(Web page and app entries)
· · ·

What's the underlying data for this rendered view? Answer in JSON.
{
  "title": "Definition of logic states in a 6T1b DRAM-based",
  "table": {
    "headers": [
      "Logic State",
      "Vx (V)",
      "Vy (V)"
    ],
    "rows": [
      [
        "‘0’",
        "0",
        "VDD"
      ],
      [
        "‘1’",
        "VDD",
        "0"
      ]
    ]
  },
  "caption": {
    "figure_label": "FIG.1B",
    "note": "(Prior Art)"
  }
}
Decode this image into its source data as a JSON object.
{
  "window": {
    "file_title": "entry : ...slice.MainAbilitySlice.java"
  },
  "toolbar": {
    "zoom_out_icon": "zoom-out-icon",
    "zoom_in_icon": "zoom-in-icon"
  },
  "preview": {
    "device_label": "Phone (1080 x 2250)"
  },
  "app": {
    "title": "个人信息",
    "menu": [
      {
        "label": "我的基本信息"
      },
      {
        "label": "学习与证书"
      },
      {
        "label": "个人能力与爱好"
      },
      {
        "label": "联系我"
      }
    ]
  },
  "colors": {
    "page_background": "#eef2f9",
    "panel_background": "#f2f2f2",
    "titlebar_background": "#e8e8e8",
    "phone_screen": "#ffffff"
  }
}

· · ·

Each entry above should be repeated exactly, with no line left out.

EXERCISE ANSWER:
What's the underlying data for this rendered view? Answer in JSON.
{
  "title": "Definition of logic states in a 6T1b DRAM-based",
  "table": {
    "headers": [
      "Logic State",
      "Vx (V)",
      "Vy (V)"
    ],
    "rows": [
      [
        "‘0’",
        "0",
        "VDD"
      ],
      [
        "‘1’",
        "VDD",
        "0"
      ]
    ]
  },
  "caption": {
    "figure_label": "FIG.1B",
    "note": "(Prior Art)"
  }
}
Decode this image into its source data as a JSON object.
{
  "window": {
    "file_title": "entry : ...slice.MainAbilitySlice.java"
  },
  "toolbar": {
    "zoom_out_icon": "zoom-out-icon",
    "zoom_in_icon": "zoom-in-icon"
  },
  "preview": {
    "device_label": "Phone (1080 x 2250)"
  },
  "app": {
    "title": "个人信息",
    "menu": [
      {
        "label": "我的基本信息"
      },
      {
        "label": "学习与证书"
      },
      {
        "label": "个人能力与爱好"
      },
      {
        "label": "联系我"
      }
    ]
  },
  "colors": {
    "page_background": "#eef2f9",
    "panel_background": "#f2f2f2",
    "titlebar_background": "#e8e8e8",
    "phone_screen": "#ffffff"
  }
}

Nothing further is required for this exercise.